    The best way to find correct colors is to find the Pantone or PMS number. Often found in company documents and historical society archives. The Pantone Matching System is a way for the printing and coatings industries to have consistent colors no mater the location. Because all colors are a percentage mix of CMYK (cyan, magenta, yellow, black) in a base. You should get the color you are looking for. You can find PMS books with the swatches, through art stores and printing suppliers. Some of the books have the swatches with holes in them for easier matching. Ideally, shops/designers will replace the books every few years. So, if you know someone in the color industry, they might have an old book, you can have.
    Use what you know about the world to model…
    Learn from modeling what you don't know about the real world.



  11. The Following 2 Users Say Thank You to ChicagoNW For This Useful Post:


Similar Threads

  1. Replies: 3
    Last Post: 29th Apr 2017, 03:06 PM
  2. Great acrylic organizer for model RR paints
    By danb in forum Structures & Scenery
    Replies: 4
    Last Post: 5th Feb 2015, 09:23 AM
  3. MicroLux railroad paints - Polly Scale replacement! Yea!
    By BraselC5048 in forum Product & Service Announcements
    Replies: 1
    Last Post: 1st Nov 2013, 10:39 PM
  4. Matching railroad colors?
    By TwinDad in forum Modeling Techniques
    Replies: 7
    Last Post: 18th Mar 2011, 10:31 AM
  5. Railroad Colors for SketchUp
    By DaveR1 in forum Software
    Replies: 10
    Last Post: 19th Apr 2010, 08:16 PM

Posting Permissions

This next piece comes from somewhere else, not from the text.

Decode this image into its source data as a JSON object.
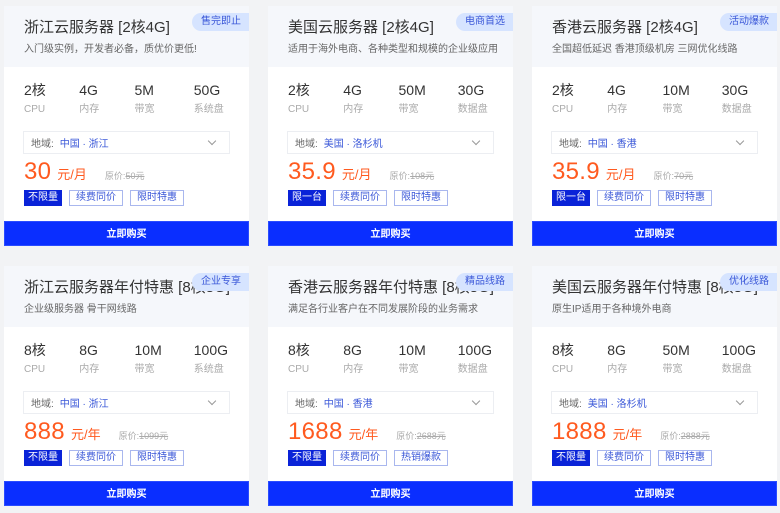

  • You may not post new threads
  • You may not post replies
  • You may not post attachments
  • You may not edit your posts
  •